The September 11, 2001 attacks did not directly affect the Seventh Army. However, the campaign in Iraq in 2003 did. The headquarters of V Corps was deployed to Iraq, as did 173rd Airborne Brigade, and after the campaign, 1st Armored Division followed for occupation duties. With parts of 1st Infantry Division also deployed in Iraq, and others on peacekeeping duties in the Balkans, Seventh Army was virtually stripped of combat formations. The return of 173rd Brigade, V Corps and 1st Armored Division in early 2004 was followed by the deployment of the rest of 1st Infantry Division for occupation duties.

Currently, U.S. Army's modularization transformation plan calls for the formation's major subordinate units — 1st Armored Division and 1st Infantry Division — to be relocated to the continental United States — Fort Bliss, Texas, and Fort Riley, Kansas, respectively. Replacing them will be the 2nd Cavalry Regiment, converted to a Stryker Brigade, and the 12th Aviation Brigade. V Corps will be deactivated, transferring most of its units and personnel to I Corps, III Corps, and XVIII Corps. Seventh Army, having been merged with US Army Europe since 1967, will remain merged, as was confirmed with the release of unit designations for the modular force in mid 1996. Actually HQ USAREUR and V Corps will merge to produce 'Seventh Army', which will have a deployable component.

Thus when the expected changes are finished the force in Europe will consist of Seventh Army HQ, aviation and combat service support, and three manoeuvre brigades: the 2nd Cavalry Regiment, Vilseck, the 173rd Airborne Brigade, which will eventually expand to three airborne battalions, in Italy, and the Joint Task Force East, a brigade rotating from CONUS though two bases at Constanţa, Romania, apparently with the main facility at Mihail Kogălniceanu Airfield. Initially however, the JTF E will be provided by a rotational Stryker cavalry squadron from the 2nd Cavalry Regiment. JTF E was originally planned to be called the Eastern Europe Task Force.

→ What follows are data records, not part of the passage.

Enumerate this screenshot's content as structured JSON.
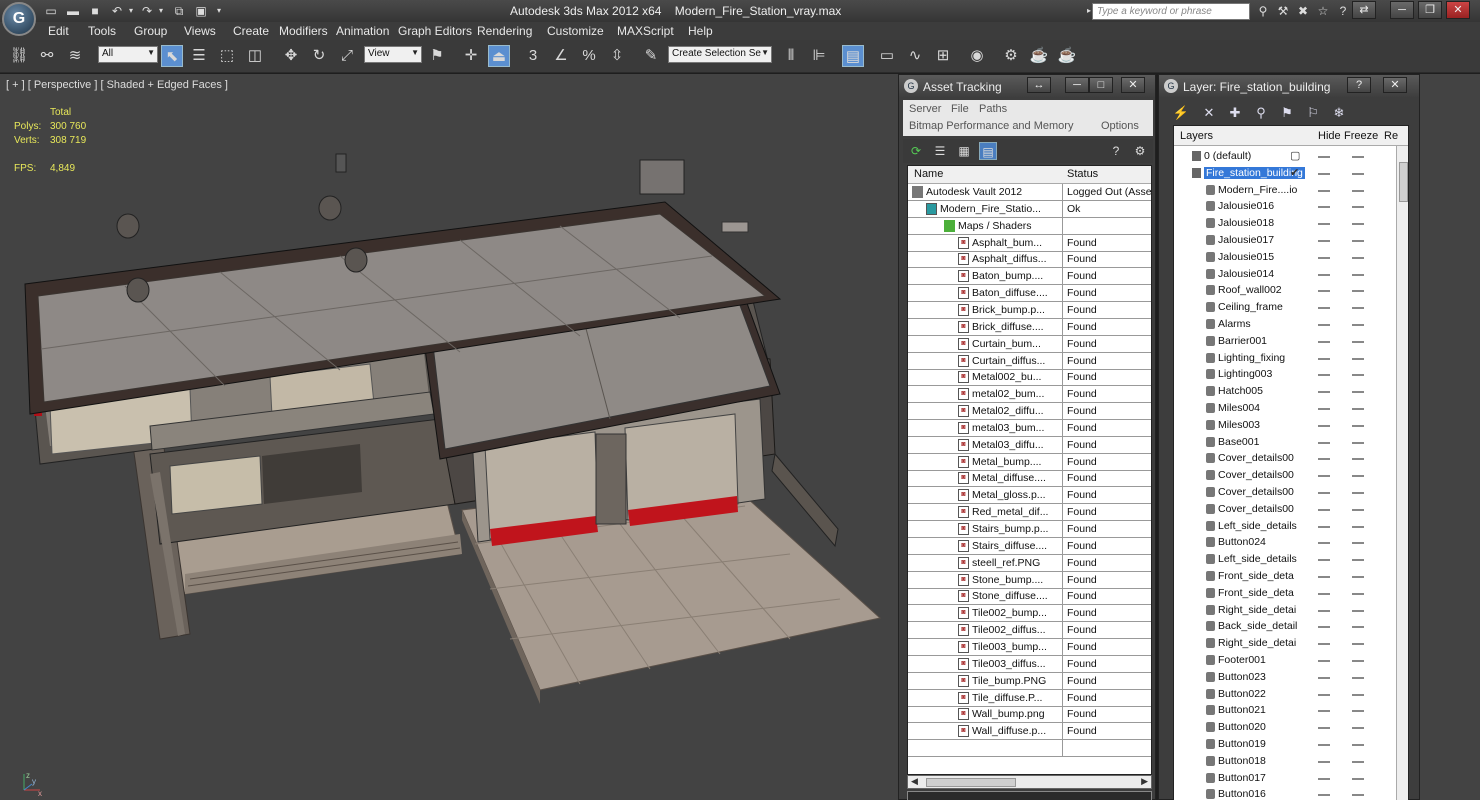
{
  "window": {
    "app_name": "Autodesk 3ds Max  2012 x64",
    "file_name": "Modern_Fire_Station_vray.max",
    "search_placeholder": "Type a keyword or phrase",
    "logo_letter": "G"
  },
  "menu": [
    "Edit",
    "Tools",
    "Group",
    "Views",
    "Create",
    "Modifiers",
    "Animation",
    "Graph Editors",
    "Rendering",
    "Customize",
    "MAXScript",
    "Help"
  ],
  "toolbar": {
    "filter_select": "All",
    "coord_select": "View",
    "selection_set": "Create Selection Se",
    "snap_labels": [
      "3",
      "%"
    ]
  },
  "viewport": {
    "label": "[ + ] [ Perspective ] [ Shaded + Edged Faces ]",
    "stats": {
      "total_label": "Total",
      "polys_label": "Polys:",
      "polys_value": "300 760",
      "verts_label": "Verts:",
      "verts_value": "308 719",
      "fps_label": "FPS:",
      "fps_value": "4,849"
    },
    "axis": {
      "x": "x",
      "y": "y",
      "z": "z"
    }
  },
  "asset_tracking": {
    "title": "Asset Tracking",
    "menu_row1": [
      "Server",
      "File",
      "Paths"
    ],
    "menu_row2": [
      "Bitmap Performance and Memory",
      "Options"
    ],
    "columns": {
      "name": "Name",
      "status": "Status"
    },
    "rows": [
      {
        "name": "Autodesk Vault 2012",
        "status": "Logged Out (Asse",
        "level": 0,
        "kind": "vault"
      },
      {
        "name": "Modern_Fire_Statio...",
        "status": "Ok",
        "level": 1,
        "kind": "max"
      },
      {
        "name": "Maps / Shaders",
        "status": "",
        "level": 2,
        "kind": "folder"
      },
      {
        "name": "Asphalt_bum...",
        "status": "Found",
        "level": 3,
        "kind": "file"
      },
      {
        "name": "Asphalt_diffus...",
        "status": "Found",
        "level": 3,
        "kind": "file"
      },
      {
        "name": "Baton_bump....",
        "status": "Found",
        "level": 3,
        "kind": "file"
      },
      {
        "name": "Baton_diffuse....",
        "status": "Found",
        "level": 3,
        "kind": "file"
      },
      {
        "name": "Brick_bump.p...",
        "status": "Found",
        "level": 3,
        "kind": "file"
      },
      {
        "name": "Brick_diffuse....",
        "status": "Found",
        "level": 3,
        "kind": "file"
      },
      {
        "name": "Curtain_bum...",
        "status": "Found",
        "level": 3,
        "kind": "file"
      },
      {
        "name": "Curtain_diffus...",
        "status": "Found",
        "level": 3,
        "kind": "file"
      },
      {
        "name": "Metal002_bu...",
        "status": "Found",
        "level": 3,
        "kind": "file"
      },
      {
        "name": "metal02_bum...",
        "status": "Found",
        "level": 3,
        "kind": "file"
      },
      {
        "name": "Metal02_diffu...",
        "status": "Found",
        "level": 3,
        "kind": "file"
      },
      {
        "name": "metal03_bum...",
        "status": "Found",
        "level": 3,
        "kind": "file"
      },
      {
        "name": "Metal03_diffu...",
        "status": "Found",
        "level": 3,
        "kind": "file"
      },
      {
        "name": "Metal_bump....",
        "status": "Found",
        "level": 3,
        "kind": "file"
      },
      {
        "name": "Metal_diffuse....",
        "status": "Found",
        "level": 3,
        "kind": "file"
      },
      {
        "name": "Metal_gloss.p...",
        "status": "Found",
        "level": 3,
        "kind": "file"
      },
      {
        "name": "Red_metal_dif...",
        "status": "Found",
        "level": 3,
        "kind": "file"
      },
      {
        "name": "Stairs_bump.p...",
        "status": "Found",
        "level": 3,
        "kind": "file"
      },
      {
        "name": "Stairs_diffuse....",
        "status": "Found",
        "level": 3,
        "kind": "file"
      },
      {
        "name": "steell_ref.PNG",
        "status": "Found",
        "level": 3,
        "kind": "file"
      },
      {
        "name": "Stone_bump....",
        "status": "Found",
        "level": 3,
        "kind": "file"
      },
      {
        "name": "Stone_diffuse....",
        "status": "Found",
        "level": 3,
        "kind": "file"
      },
      {
        "name": "Tile002_bump...",
        "status": "Found",
        "level": 3,
        "kind": "file"
      },
      {
        "name": "Tile002_diffus...",
        "status": "Found",
        "level": 3,
        "kind": "file"
      },
      {
        "name": "Tile003_bump...",
        "status": "Found",
        "level": 3,
        "kind": "file"
      },
      {
        "name": "Tile003_diffus...",
        "status": "Found",
        "level": 3,
        "kind": "file"
      },
      {
        "name": "Tile_bump.PNG",
        "status": "Found",
        "level": 3,
        "kind": "file"
      },
      {
        "name": "Tile_diffuse.P...",
        "status": "Found",
        "level": 3,
        "kind": "file"
      },
      {
        "name": "Wall_bump.png",
        "status": "Found",
        "level": 3,
        "kind": "file"
      },
      {
        "name": "Wall_diffuse.p...",
        "status": "Found",
        "level": 3,
        "kind": "file"
      },
      {
        "name": "",
        "status": "",
        "level": 0,
        "kind": "empty"
      }
    ]
  },
  "layer_panel": {
    "title": "Layer: Fire_station_building",
    "help": "?",
    "columns": {
      "layers": "Layers",
      "hide": "Hide",
      "freeze": "Freeze",
      "render": "Re"
    },
    "rows": [
      {
        "name": "0 (default)",
        "level": 0,
        "type": "layer",
        "mark": "box"
      },
      {
        "name": "Fire_station_building",
        "level": 0,
        "type": "layer",
        "selected": true,
        "mark": "check"
      },
      {
        "name": "Modern_Fire....io",
        "level": 1,
        "type": "object"
      },
      {
        "name": "Jalousie016",
        "level": 1,
        "type": "object"
      },
      {
        "name": "Jalousie018",
        "level": 1,
        "type": "object"
      },
      {
        "name": "Jalousie017",
        "level": 1,
        "type": "object"
      },
      {
        "name": "Jalousie015",
        "level": 1,
        "type": "object"
      },
      {
        "name": "Jalousie014",
        "level": 1,
        "type": "object"
      },
      {
        "name": "Roof_wall002",
        "level": 1,
        "type": "object"
      },
      {
        "name": "Ceiling_frame",
        "level": 1,
        "type": "object"
      },
      {
        "name": "Alarms",
        "level": 1,
        "type": "object"
      },
      {
        "name": "Barrier001",
        "level": 1,
        "type": "object"
      },
      {
        "name": "Lighting_fixing",
        "level": 1,
        "type": "object"
      },
      {
        "name": "Lighting003",
        "level": 1,
        "type": "object"
      },
      {
        "name": "Hatch005",
        "level": 1,
        "type": "object"
      },
      {
        "name": "Miles004",
        "level": 1,
        "type": "object"
      },
      {
        "name": "Miles003",
        "level": 1,
        "type": "object"
      },
      {
        "name": "Base001",
        "level": 1,
        "type": "object"
      },
      {
        "name": "Cover_details00",
        "level": 1,
        "type": "object"
      },
      {
        "name": "Cover_details00",
        "level": 1,
        "type": "object"
      },
      {
        "name": "Cover_details00",
        "level": 1,
        "type": "object"
      },
      {
        "name": "Cover_details00",
        "level": 1,
        "type": "object"
      },
      {
        "name": "Left_side_details",
        "level": 1,
        "type": "object"
      },
      {
        "name": "Button024",
        "level": 1,
        "type": "object"
      },
      {
        "name": "Left_side_details",
        "level": 1,
        "type": "object"
      },
      {
        "name": "Front_side_deta",
        "level": 1,
        "type": "object"
      },
      {
        "name": "Front_side_deta",
        "level": 1,
        "type": "object"
      },
      {
        "name": "Right_side_detai",
        "level": 1,
        "type": "object"
      },
      {
        "name": "Back_side_detail",
        "level": 1,
        "type": "object"
      },
      {
        "name": "Right_side_detai",
        "level": 1,
        "type": "object"
      },
      {
        "name": "Footer001",
        "level": 1,
        "type": "object"
      },
      {
        "name": "Button023",
        "level": 1,
        "type": "object"
      },
      {
        "name": "Button022",
        "level": 1,
        "type": "object"
      },
      {
        "name": "Button021",
        "level": 1,
        "type": "object"
      },
      {
        "name": "Button020",
        "level": 1,
        "type": "object"
      },
      {
        "name": "Button019",
        "level": 1,
        "type": "object"
      },
      {
        "name": "Button018",
        "level": 1,
        "type": "object"
      },
      {
        "name": "Button017",
        "level": 1,
        "type": "object"
      },
      {
        "name": "Button016",
        "level": 1,
        "type": "object"
      }
    ]
  },
  "colors": {
    "viewport_bg": "#434343",
    "stats_text": "#e8e85a",
    "selection_blue": "#3478d8",
    "garage_door_red": "#c0141c"
  }
}
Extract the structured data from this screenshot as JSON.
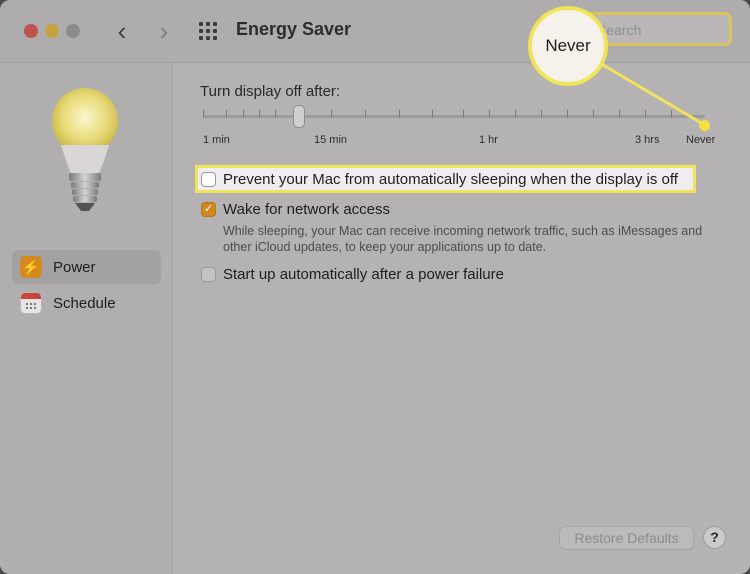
{
  "window": {
    "title": "Energy Saver"
  },
  "search": {
    "placeholder": "Search"
  },
  "callout": {
    "text": "Never"
  },
  "sidebar": {
    "items": [
      {
        "label": "Power",
        "icon": "bolt-icon",
        "selected": true
      },
      {
        "label": "Schedule",
        "icon": "calendar-icon",
        "selected": false
      }
    ]
  },
  "display_sleep": {
    "label": "Turn display off after:",
    "ticks": [
      "1 min",
      "15 min",
      "1 hr",
      "3 hrs",
      "Never"
    ]
  },
  "options": {
    "prevent_sleep": {
      "label": "Prevent your Mac from automatically sleeping when the display is off",
      "checked": false
    },
    "wake_network": {
      "label": "Wake for network access",
      "checked": true,
      "description": "While sleeping, your Mac can receive incoming network traffic, such as iMessages and other iCloud updates, to keep your applications up to date."
    },
    "power_failure": {
      "label": "Start up automatically after a power failure",
      "checked": false
    }
  },
  "footer": {
    "restore_label": "Restore Defaults",
    "help_label": "?"
  },
  "colors": {
    "accent": "#d0891f",
    "highlight": "#f1e45a"
  }
}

From 2008 to 2012-13, the two to three brigades listed above will be augmented by the 170th Infantry Brigade (United States) and the 172nd Infantry Brigade, 'reflagged' former V Corps/1st Armoured Division formations. [*Mark St.Clair, and John Vandiver, [ Name changes set for 2 Germany-based units] , Stars and Stripes, Friday, March 7, 2008] Thus from 2008 to 2013, the force will consist of two heavy brigades, the 2nd Cavalry Regiment, equipped with Stryker, and the 173rd Airborne Brigade Combat Team.

General Information

Command Group

*Commanding General: General Carter HamChief of Staff: Major General Myron Bagby
*Interim Command Sergeant Major: Command Sergeant Major Ralph Beam

ubordinate Units

Seventh Army:* V Corps "Victory Corps":* Southern European Task Force (Airborne):** 173rd Airborne Brigade:* Army Flight Operations Detachment:* 1st Personnel Command:* 7th Army Joint Multinational Training Command (Grafenwöhr):* 7th Army Reserve Command:* 21st Theater Sustainment Command:* 266th Finance Command:* 7th Army Soldiers Chorus:* 33rd Army Band


External links

* [ Official site]
*Stars and Stripes, [ USAREUR commander wants to keep 40,000 American soldiers in Europe] , October 12, 2007
* - story on JTF East
* - USAREUR Tactical Commands
* - The US Army in Germany from Occupation Army to Keepers of the Peace
* - 1/39 Inf (M) Web Beacon
* - 4/12 Inf (M) Web Beacon

Further reading

*Simon Duke, [ U.S. Military Forces and Installations in Europe] , Oxford University Press for SIPRI, 1989

Wikimedia Foundation. 2010.

Игры ⚽ Поможем написать реферат

Look at other dictionaries:

Share the article and excerpts

Direct link
Do a right-click on the link above
and select “Copy Link”